• [Brief]
Copy each line of the data beneath in which the word "using" appears.

• [Exercise material]
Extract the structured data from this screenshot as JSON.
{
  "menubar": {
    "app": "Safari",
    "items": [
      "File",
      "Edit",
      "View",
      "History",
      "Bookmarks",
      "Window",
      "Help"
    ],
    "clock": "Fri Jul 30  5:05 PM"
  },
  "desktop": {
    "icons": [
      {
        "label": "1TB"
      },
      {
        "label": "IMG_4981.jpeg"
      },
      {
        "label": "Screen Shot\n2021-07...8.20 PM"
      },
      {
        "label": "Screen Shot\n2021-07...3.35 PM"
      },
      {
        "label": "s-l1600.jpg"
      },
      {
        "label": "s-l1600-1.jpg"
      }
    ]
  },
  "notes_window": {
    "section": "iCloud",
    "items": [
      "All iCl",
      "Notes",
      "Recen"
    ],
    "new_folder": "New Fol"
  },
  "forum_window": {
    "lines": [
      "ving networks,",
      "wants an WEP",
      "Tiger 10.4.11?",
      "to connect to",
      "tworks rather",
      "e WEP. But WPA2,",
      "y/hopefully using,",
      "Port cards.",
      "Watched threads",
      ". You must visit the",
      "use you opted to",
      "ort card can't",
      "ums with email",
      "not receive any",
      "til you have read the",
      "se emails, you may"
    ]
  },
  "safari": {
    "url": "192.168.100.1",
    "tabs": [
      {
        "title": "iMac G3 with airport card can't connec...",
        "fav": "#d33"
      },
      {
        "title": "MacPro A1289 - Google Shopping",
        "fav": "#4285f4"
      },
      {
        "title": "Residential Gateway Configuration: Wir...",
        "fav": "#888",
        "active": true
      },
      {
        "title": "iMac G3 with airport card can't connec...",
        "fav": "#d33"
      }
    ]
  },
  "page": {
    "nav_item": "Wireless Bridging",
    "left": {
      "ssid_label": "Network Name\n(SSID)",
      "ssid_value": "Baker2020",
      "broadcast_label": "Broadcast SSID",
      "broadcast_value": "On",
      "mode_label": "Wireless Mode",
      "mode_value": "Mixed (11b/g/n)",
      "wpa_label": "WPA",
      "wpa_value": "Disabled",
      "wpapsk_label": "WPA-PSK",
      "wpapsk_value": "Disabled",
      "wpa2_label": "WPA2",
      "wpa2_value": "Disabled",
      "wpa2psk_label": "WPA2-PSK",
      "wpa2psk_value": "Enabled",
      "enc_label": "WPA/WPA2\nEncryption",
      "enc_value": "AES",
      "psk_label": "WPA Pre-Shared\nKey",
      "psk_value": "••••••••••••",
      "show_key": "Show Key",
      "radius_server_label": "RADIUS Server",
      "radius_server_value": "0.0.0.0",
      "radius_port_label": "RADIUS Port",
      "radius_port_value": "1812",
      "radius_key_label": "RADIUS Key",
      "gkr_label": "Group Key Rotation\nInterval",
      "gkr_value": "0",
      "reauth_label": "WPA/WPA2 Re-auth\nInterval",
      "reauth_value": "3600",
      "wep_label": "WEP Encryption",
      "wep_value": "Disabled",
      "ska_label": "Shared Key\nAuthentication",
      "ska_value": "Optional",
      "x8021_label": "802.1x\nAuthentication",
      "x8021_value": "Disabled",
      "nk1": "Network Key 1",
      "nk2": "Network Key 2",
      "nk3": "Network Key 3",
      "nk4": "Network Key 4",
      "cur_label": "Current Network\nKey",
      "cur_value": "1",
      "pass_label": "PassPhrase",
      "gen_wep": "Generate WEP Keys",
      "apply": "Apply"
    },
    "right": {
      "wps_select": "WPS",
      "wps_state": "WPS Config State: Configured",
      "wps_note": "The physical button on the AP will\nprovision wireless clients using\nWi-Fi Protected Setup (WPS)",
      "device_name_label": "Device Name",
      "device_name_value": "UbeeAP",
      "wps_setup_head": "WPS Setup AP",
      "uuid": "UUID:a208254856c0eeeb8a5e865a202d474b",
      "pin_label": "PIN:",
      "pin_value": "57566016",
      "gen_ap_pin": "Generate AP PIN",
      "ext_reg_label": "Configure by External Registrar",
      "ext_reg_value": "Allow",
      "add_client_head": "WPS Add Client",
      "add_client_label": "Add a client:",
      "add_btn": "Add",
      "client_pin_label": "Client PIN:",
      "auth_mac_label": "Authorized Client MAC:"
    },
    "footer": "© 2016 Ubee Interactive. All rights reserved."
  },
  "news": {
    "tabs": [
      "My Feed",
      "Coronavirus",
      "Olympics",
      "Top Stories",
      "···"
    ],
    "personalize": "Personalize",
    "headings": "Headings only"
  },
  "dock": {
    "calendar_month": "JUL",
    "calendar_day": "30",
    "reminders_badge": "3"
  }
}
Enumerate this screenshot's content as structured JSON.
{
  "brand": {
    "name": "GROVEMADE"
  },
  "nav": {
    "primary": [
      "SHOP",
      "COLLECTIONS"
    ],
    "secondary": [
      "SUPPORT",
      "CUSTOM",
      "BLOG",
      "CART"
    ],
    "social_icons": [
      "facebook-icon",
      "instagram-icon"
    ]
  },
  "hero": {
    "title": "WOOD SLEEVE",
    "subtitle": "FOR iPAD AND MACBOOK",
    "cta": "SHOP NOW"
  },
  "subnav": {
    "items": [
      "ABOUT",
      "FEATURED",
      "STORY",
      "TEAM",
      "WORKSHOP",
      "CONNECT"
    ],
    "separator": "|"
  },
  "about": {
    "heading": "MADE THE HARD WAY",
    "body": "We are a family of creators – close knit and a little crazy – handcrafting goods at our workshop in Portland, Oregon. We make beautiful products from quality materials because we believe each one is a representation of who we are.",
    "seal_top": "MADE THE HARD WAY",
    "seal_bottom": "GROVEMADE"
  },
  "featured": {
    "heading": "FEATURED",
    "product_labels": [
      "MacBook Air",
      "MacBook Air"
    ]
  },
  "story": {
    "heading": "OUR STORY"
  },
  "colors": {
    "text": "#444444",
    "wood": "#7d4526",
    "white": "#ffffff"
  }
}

• [Solution]
      "y/hopefully using,",
      "wps_note": "The physical button on the AP will\nprovision wireless clients using\nWi-Fi Protected Setup (WPS)",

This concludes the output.